* What the exercise asks
Print every entry below exactly, leaving out the pictures.

-------- Entries provided

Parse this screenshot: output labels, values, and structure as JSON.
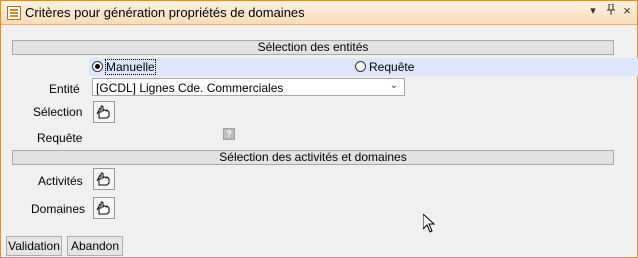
{
  "window": {
    "title": "Critères pour génération propriétés de domaines"
  },
  "titlebar_controls": {
    "dropdown_icon": "chevron-down",
    "pin_icon": "pin",
    "close_icon": "close"
  },
  "entity_section": {
    "header": "Sélection des entités",
    "mode_options": [
      {
        "label": "Manuelle",
        "checked": true
      },
      {
        "label": "Requête",
        "checked": false
      }
    ],
    "entity_label": "Entité",
    "entity_value": "[GCDL] Lignes Cde. Commerciales",
    "selection_label": "Sélection",
    "query_label": "Requête",
    "query_help": "?"
  },
  "activity_section": {
    "header": "Sélection des activités et domaines",
    "activities_label": "Activités",
    "domains_label": "Domaines"
  },
  "footer": {
    "validate_label": "Validation",
    "cancel_label": "Abandon"
  }
}
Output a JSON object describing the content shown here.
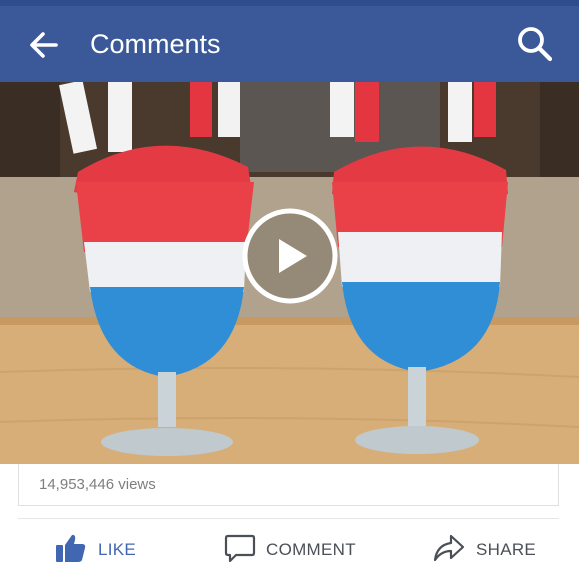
{
  "header": {
    "title": "Comments",
    "back_icon": "arrow-left-icon",
    "search_icon": "search-icon"
  },
  "video": {
    "play_icon": "play-icon"
  },
  "stats": {
    "views": "14,953,446 views"
  },
  "actions": {
    "like": "LIKE",
    "comment": "COMMENT",
    "share": "SHARE"
  },
  "colors": {
    "brand": "#3b5998",
    "like_active": "#4267b2",
    "action_text": "#4b4f56",
    "views_text": "#7f7f7f"
  }
}
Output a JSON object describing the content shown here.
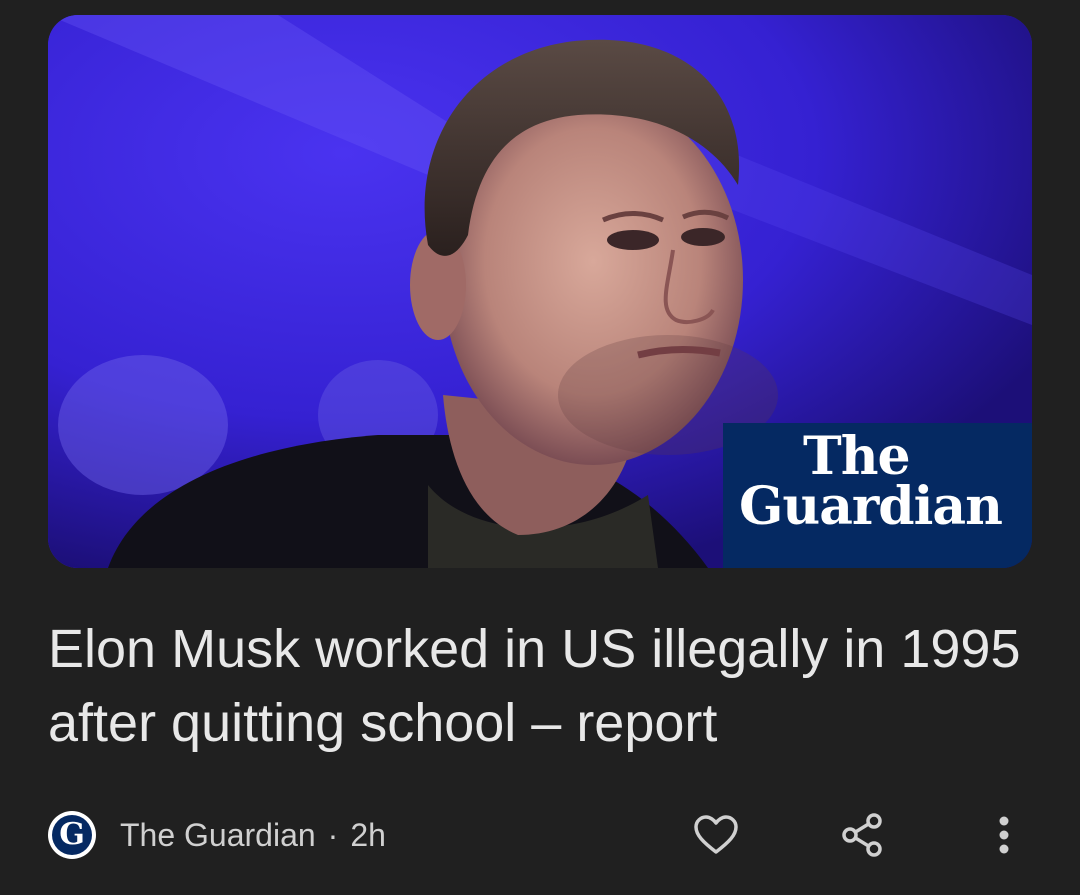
{
  "article": {
    "image_alt": "Elon Musk",
    "logo_text_line1": "The",
    "logo_text_line2": "Guardian",
    "headline": "Elon Musk worked in US illegally in 1995 after quitting school – report",
    "source_name": "The Guardian",
    "source_icon_letter": "G",
    "separator": "·",
    "time": "2h"
  },
  "actions": [
    {
      "icon": "heart-icon"
    },
    {
      "icon": "share-icon"
    },
    {
      "icon": "more-vert-icon"
    }
  ],
  "colors": {
    "background": "#202020",
    "guardian_blue": "#052962",
    "headline": "#e8e8e8",
    "meta": "#d0d0d0"
  }
}
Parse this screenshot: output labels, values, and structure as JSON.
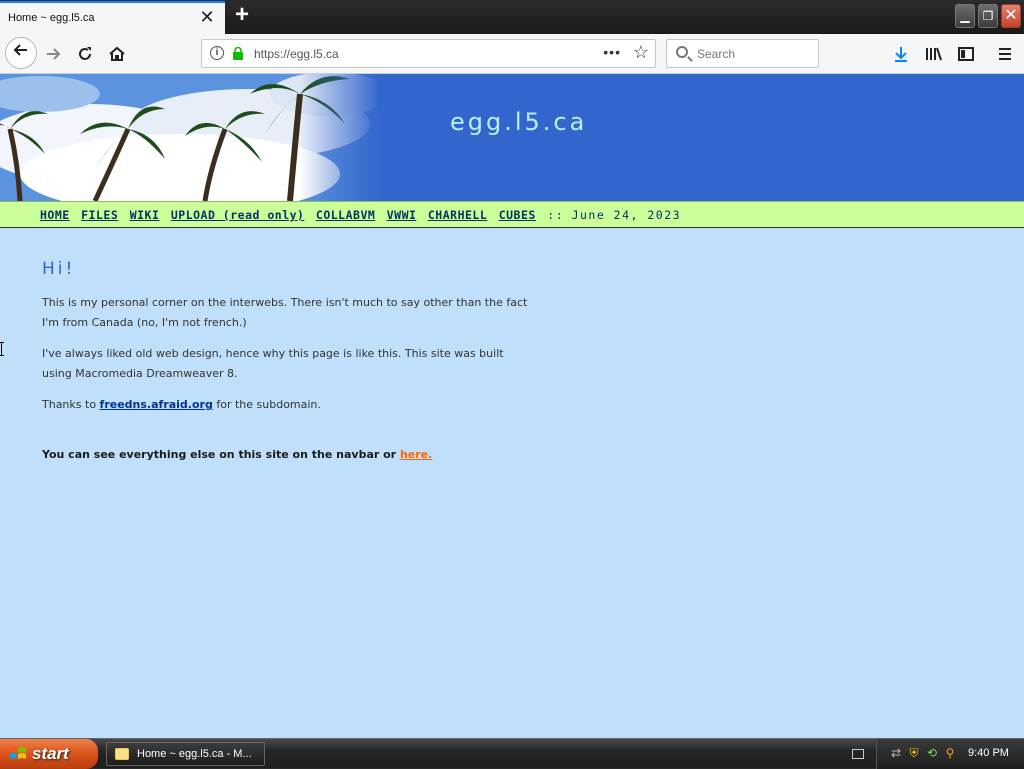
{
  "browser": {
    "tab_title": "Home ~ egg.l5.ca",
    "url": "https://egg.l5.ca",
    "search_placeholder": "Search"
  },
  "site": {
    "title": "egg.l5.ca",
    "nav": {
      "links": [
        "HOME",
        "FILES",
        "WIKI",
        "UPLOAD (read only)",
        "COLLABVM",
        "VWWI",
        "CHARHELL",
        "CUBES"
      ],
      "separator": "::",
      "date": "June 24, 2023"
    },
    "heading": "Hi!",
    "para1": "This is my personal corner on the interwebs. There isn't much to say other than the fact I'm from Canada (no, I'm not french.)",
    "para2": "I've always liked old web design, hence why this page is like this. This site was built using Macromedia Dreamweaver 8.",
    "para3_before": "Thanks to ",
    "para3_link": "freedns.afraid.org",
    "para3_after": " for the subdomain.",
    "footer_text": "You can see everything else on this site on the navbar or ",
    "footer_link": "here."
  },
  "taskbar": {
    "start_label": "start",
    "task_label": "Home ~ egg.l5.ca - M...",
    "clock": "9:40 PM"
  }
}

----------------

* Exercise response
Parse this screenshot: output labels, values, and structure as JSON.
{
  "window": {
    "title": "Critères pour génération propriétés de domaines"
  },
  "titlebar_controls": {
    "dropdown_icon": "chevron-down",
    "pin_icon": "pin",
    "close_icon": "close"
  },
  "entity_section": {
    "header": "Sélection des entités",
    "mode_options": [
      {
        "label": "Manuelle",
        "checked": true
      },
      {
        "label": "Requête",
        "checked": false
      }
    ],
    "entity_label": "Entité",
    "entity_value": "[GCDL] Lignes Cde. Commerciales",
    "selection_label": "Sélection",
    "query_label": "Requête",
    "query_help": "?"
  },
  "activity_section": {
    "header": "Sélection des activités et domaines",
    "activities_label": "Activités",
    "domains_label": "Domaines"
  },
  "footer": {
    "validate_label": "Validation",
    "cancel_label": "Abandon"
  }
}
Output a JSON object describing the content shown here.
{
  "header": {
    "title": "Comments",
    "back_icon": "arrow-left-icon",
    "search_icon": "search-icon"
  },
  "video": {
    "play_icon": "play-icon"
  },
  "stats": {
    "views": "14,953,446 views"
  },
  "actions": {
    "like": "LIKE",
    "comment": "COMMENT",
    "share": "SHARE"
  },
  "colors": {
    "brand": "#3b5998",
    "like_active": "#4267b2",
    "action_text": "#4b4f56",
    "views_text": "#7f7f7f"
  }
}
Output a JSON object describing the content shown here.
{
  "article": {
    "image_alt": "Elon Musk",
    "logo_text_line1": "The",
    "logo_text_line2": "Guardian",
    "headline": "Elon Musk worked in US illegally in 1995 after quitting school – report",
    "source_name": "The Guardian",
    "source_icon_letter": "G",
    "separator": "·",
    "time": "2h"
  },
  "actions": [
    {
      "icon": "heart-icon"
    },
    {
      "icon": "share-icon"
    },
    {
      "icon": "more-vert-icon"
    }
  ],
  "colors": {
    "background": "#202020",
    "guardian_blue": "#052962",
    "headline": "#e8e8e8",
    "meta": "#d0d0d0"
  }
}
Parse this screenshot: output labels, values, and structure as JSON.
{
  "browser": {
    "tab_title": "Home ~ egg.l5.ca",
    "url": "https://egg.l5.ca",
    "search_placeholder": "Search"
  },
  "site": {
    "title": "egg.l5.ca",
    "nav": {
      "links": [
        "HOME",
        "FILES",
        "WIKI",
        "UPLOAD (read only)",
        "COLLABVM",
        "VWWI",
        "CHARHELL",
        "CUBES"
      ],
      "separator": "::",
      "date": "June 24, 2023"
    },
    "heading": "Hi!",
    "para1": "This is my personal corner on the interwebs. There isn't much to say other than the fact I'm from Canada (no, I'm not french.)",
    "para2": "I've always liked old web design, hence why this page is like this. This site was built using Macromedia Dreamweaver 8.",
    "para3_before": "Thanks to ",
    "para3_link": "freedns.afraid.org",
    "para3_after": " for the subdomain.",
    "footer_text": "You can see everything else on this site on the navbar or ",
    "footer_link": "here."
  },
  "taskbar": {
    "start_label": "start",
    "task_label": "Home ~ egg.l5.ca - M...",
    "clock": "9:40 PM"
  }
}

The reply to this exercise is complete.